▶ Task description
In the records below, find each line containing the word "this" and copy it.

[Opening Extracted information section]

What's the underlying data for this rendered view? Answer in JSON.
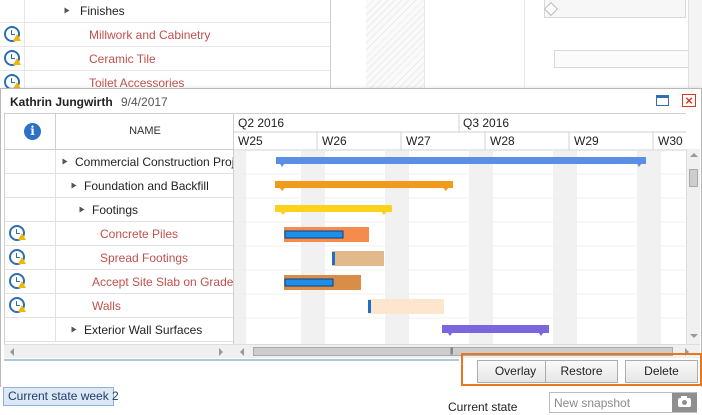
{
  "background": {
    "rows": [
      {
        "name": "Finishes",
        "color": "dark",
        "has_icon": false,
        "expander": true
      },
      {
        "name": "Millwork and Cabinetry",
        "color": "red",
        "has_icon": true
      },
      {
        "name": "Ceramic Tile",
        "color": "red",
        "has_icon": true
      },
      {
        "name": "Toilet Accessories",
        "color": "red",
        "has_icon": true
      }
    ]
  },
  "popup": {
    "user": "Kathrin Jungwirth",
    "date": "9/4/2017",
    "grid": {
      "name_header": "NAME",
      "rows": [
        {
          "name": "Commercial Construction Proj...",
          "color": "dark",
          "has_icon": false,
          "level": 0,
          "expander": true
        },
        {
          "name": "Foundation and Backfill",
          "color": "dark",
          "has_icon": false,
          "level": 1,
          "expander": true
        },
        {
          "name": "Footings",
          "color": "dark",
          "has_icon": false,
          "level": 2,
          "expander": true
        },
        {
          "name": "Concrete Piles",
          "color": "red",
          "has_icon": true,
          "level": 3
        },
        {
          "name": "Spread Footings",
          "color": "red",
          "has_icon": true,
          "level": 3
        },
        {
          "name": "Accept Site Slab on Grade",
          "color": "red",
          "has_icon": true,
          "level": 2
        },
        {
          "name": "Walls",
          "color": "red",
          "has_icon": true,
          "level": 2
        },
        {
          "name": "Exterior Wall Surfaces",
          "color": "dark",
          "has_icon": false,
          "level": 1,
          "expander": true
        }
      ]
    },
    "timeline": {
      "quarters": [
        "Q2 2016",
        "Q3 2016"
      ],
      "weeks": [
        "W25",
        "W26",
        "W27",
        "W28",
        "W29",
        "W30"
      ]
    },
    "buttons": {
      "overlay": "Overlay",
      "restore": "Restore",
      "delete": "Delete"
    },
    "accent_color": "#e87722"
  },
  "status": {
    "state_tab": "Current state week 2",
    "current_state": "Current state",
    "snapshot_placeholder": "New snapshot"
  },
  "colors": {
    "summary_blue": "#5b8fe6",
    "summary_orange": "#f29a1b",
    "summary_yellow": "#fcd21c",
    "task_orange": "#f58b4c",
    "task_tan": "#e2b98b",
    "task_brown": "#d98d46",
    "task_peach": "#fde6cd",
    "summary_purple": "#7b66e0",
    "progress_blue": "#1e90e8",
    "task_name_red": "#c0504d"
  }
}
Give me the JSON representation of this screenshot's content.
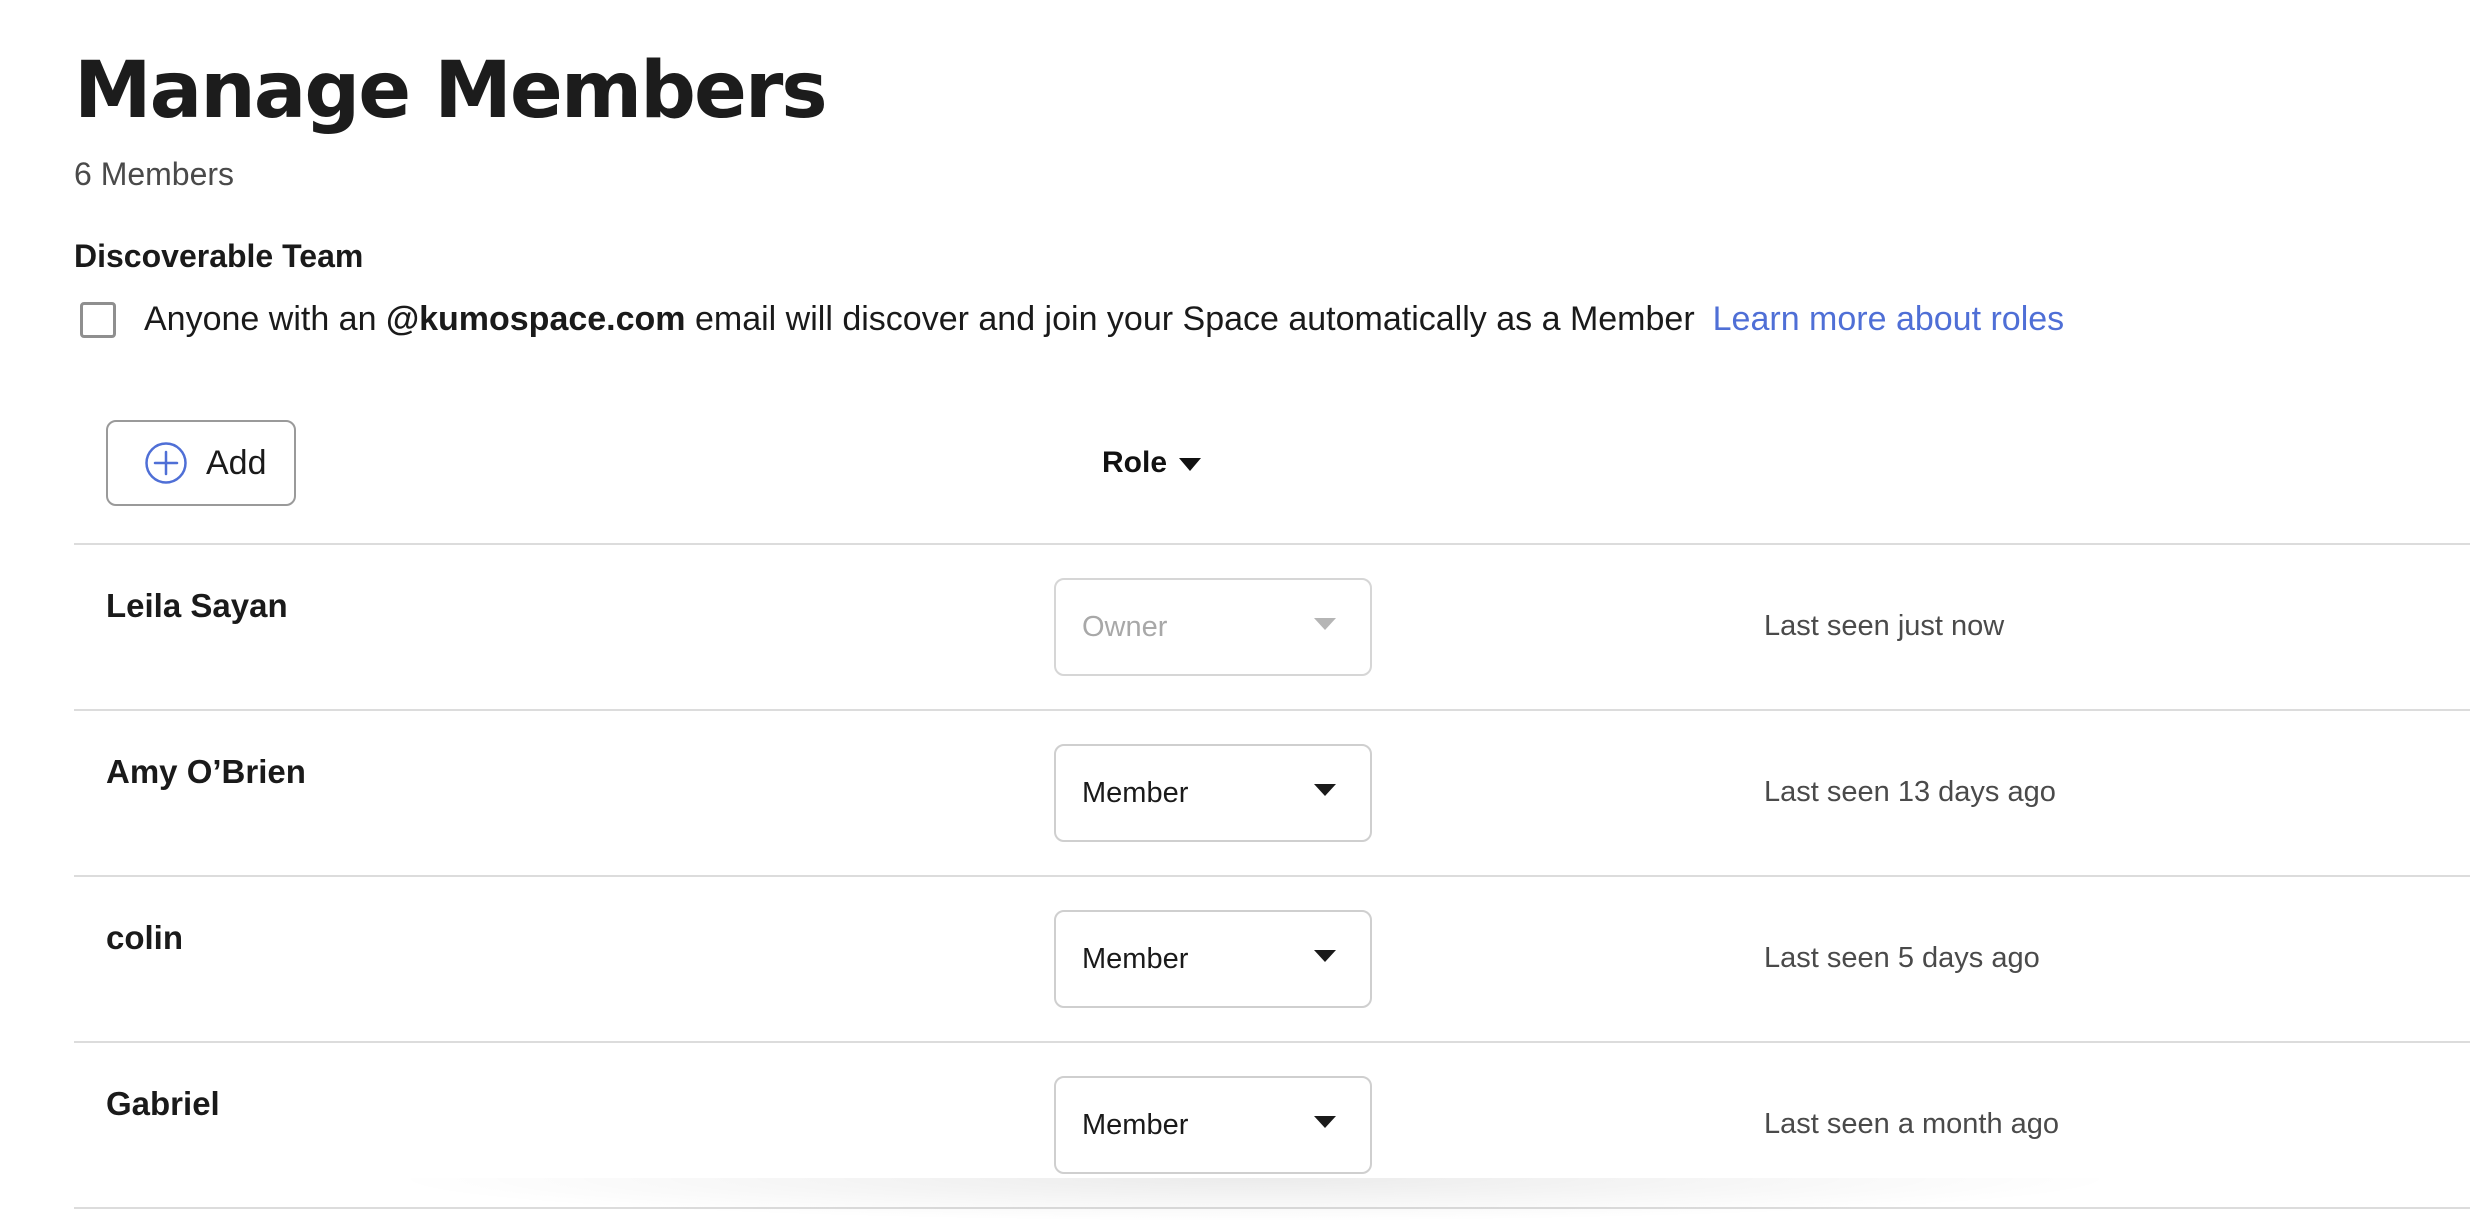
{
  "header": {
    "title": "Manage Members",
    "member_count": "6 Members"
  },
  "discoverable": {
    "heading": "Discoverable Team",
    "checked": false,
    "text_before": "Anyone with an ",
    "domain": "@kumospace.com",
    "text_after": " email will discover and join your Space automatically as a Member",
    "link_label": "Learn more about roles"
  },
  "toolbar": {
    "add_label": "Add",
    "add_icon": "plus-circle-icon",
    "role_column_label": "Role",
    "role_sort_icon": "caret-down-icon"
  },
  "colors": {
    "link": "#4f6fd6",
    "divider": "#dcdcdc",
    "disabled_text": "#a8a8a8"
  },
  "members": [
    {
      "name": "Leila Sayan",
      "role": "Owner",
      "role_disabled": true,
      "last_seen": "Last seen just now"
    },
    {
      "name": "Amy O’Brien",
      "role": "Member",
      "role_disabled": false,
      "last_seen": "Last seen 13 days ago"
    },
    {
      "name": "colin",
      "role": "Member",
      "role_disabled": false,
      "last_seen": "Last seen 5 days ago"
    },
    {
      "name": "Gabriel",
      "role": "Member",
      "role_disabled": false,
      "last_seen": "Last seen a month ago"
    }
  ]
}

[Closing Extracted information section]

▶ Task result
What's the underlying data for this rendered view? Answer in JSON.
Give me the JSON representation of this screenshot's content.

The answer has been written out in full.